Problem requirements: For the records that follow, restate each one word for word and leave the images behind.

(Supplied data)

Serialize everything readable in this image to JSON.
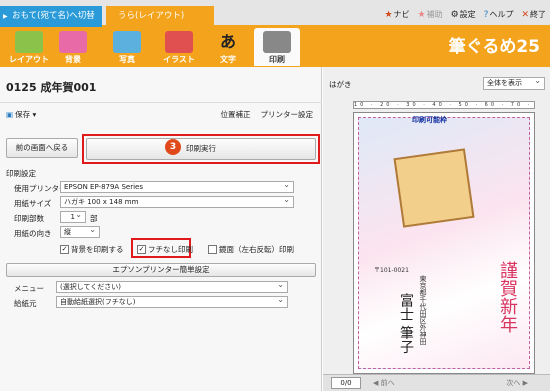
{
  "tabs": {
    "front": "おもて(宛て名)へ切替",
    "back": "うら(レイアウト)"
  },
  "topmenu": [
    {
      "icon": "★",
      "label": "ナビ"
    },
    {
      "icon": "★",
      "label": "補助"
    },
    {
      "icon": "⚙",
      "label": "設定"
    },
    {
      "icon": "?",
      "label": "ヘルプ"
    },
    {
      "icon": "✕",
      "label": "終了"
    }
  ],
  "toolbar": [
    "レイアウト",
    "背景",
    "写真",
    "イラスト",
    "文字",
    "印刷"
  ],
  "logo": "筆ぐるめ25",
  "panel": {
    "title": "0125 成年賀001",
    "save": "保存",
    "position": "位置補正",
    "printer_settings": "プリンター設定",
    "back_button": "前の画面へ戻る",
    "print_button": "印刷実行",
    "step": "3"
  },
  "settings": {
    "section": "印刷設定",
    "printer_label": "使用プリンター",
    "printer": "EPSON EP-879A Series",
    "size_label": "用紙サイズ",
    "size": "ハガキ 100 x 148 mm",
    "copies_label": "印刷部数",
    "copies": "1",
    "copies_unit": "部",
    "orientation_label": "用紙の向き",
    "orientation": "縦",
    "bg_print": "背景を印刷する",
    "borderless": "フチなし印刷",
    "mirror": "鏡面（左右反転）印刷",
    "epson_section": "エプソンプリンター簡単設定",
    "menu_label": "メニュー",
    "menu_value": "(選択してください)",
    "feed_label": "給紙元",
    "feed_value": "自動給紙選択(フチなし)"
  },
  "preview": {
    "label": "はがき",
    "zoom": "全体を表示",
    "ruler": "10 · 20 · 30 · 40 · 50 · 60 · 70 · 80 · 90",
    "printable": "印刷可能枠",
    "greeting": "謹賀新年",
    "name": "富士 筆子",
    "postal": "〒101-0021",
    "address": "東京都千代田区外神田",
    "page": "0/0",
    "prev": "前へ",
    "next": "次へ"
  }
}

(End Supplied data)

Solution to the exercise:
Serialize everything readable in this image to JSON.
{
  "tabs": {
    "front": "おもて(宛て名)へ切替",
    "back": "うら(レイアウト)"
  },
  "topmenu": [
    {
      "icon": "★",
      "label": "ナビ"
    },
    {
      "icon": "★",
      "label": "補助"
    },
    {
      "icon": "⚙",
      "label": "設定"
    },
    {
      "icon": "?",
      "label": "ヘルプ"
    },
    {
      "icon": "✕",
      "label": "終了"
    }
  ],
  "toolbar": [
    "レイアウト",
    "背景",
    "写真",
    "イラスト",
    "文字",
    "印刷"
  ],
  "logo": "筆ぐるめ25",
  "panel": {
    "title": "0125 成年賀001",
    "save": "保存",
    "position": "位置補正",
    "printer_settings": "プリンター設定",
    "back_button": "前の画面へ戻る",
    "print_button": "印刷実行",
    "step": "3"
  },
  "settings": {
    "section": "印刷設定",
    "printer_label": "使用プリンター",
    "printer": "EPSON EP-879A Series",
    "size_label": "用紙サイズ",
    "size": "ハガキ 100 x 148 mm",
    "copies_label": "印刷部数",
    "copies": "1",
    "copies_unit": "部",
    "orientation_label": "用紙の向き",
    "orientation": "縦",
    "bg_print": "背景を印刷する",
    "borderless": "フチなし印刷",
    "mirror": "鏡面（左右反転）印刷",
    "epson_section": "エプソンプリンター簡単設定",
    "menu_label": "メニュー",
    "menu_value": "(選択してください)",
    "feed_label": "給紙元",
    "feed_value": "自動給紙選択(フチなし)"
  },
  "preview": {
    "label": "はがき",
    "zoom": "全体を表示",
    "ruler": "10 · 20 · 30 · 40 · 50 · 60 · 70 · 80 · 90",
    "printable": "印刷可能枠",
    "greeting": "謹賀新年",
    "name": "富士 筆子",
    "postal": "〒101-0021",
    "address": "東京都千代田区外神田",
    "page": "0/0",
    "prev": "前へ",
    "next": "次へ"
  }
}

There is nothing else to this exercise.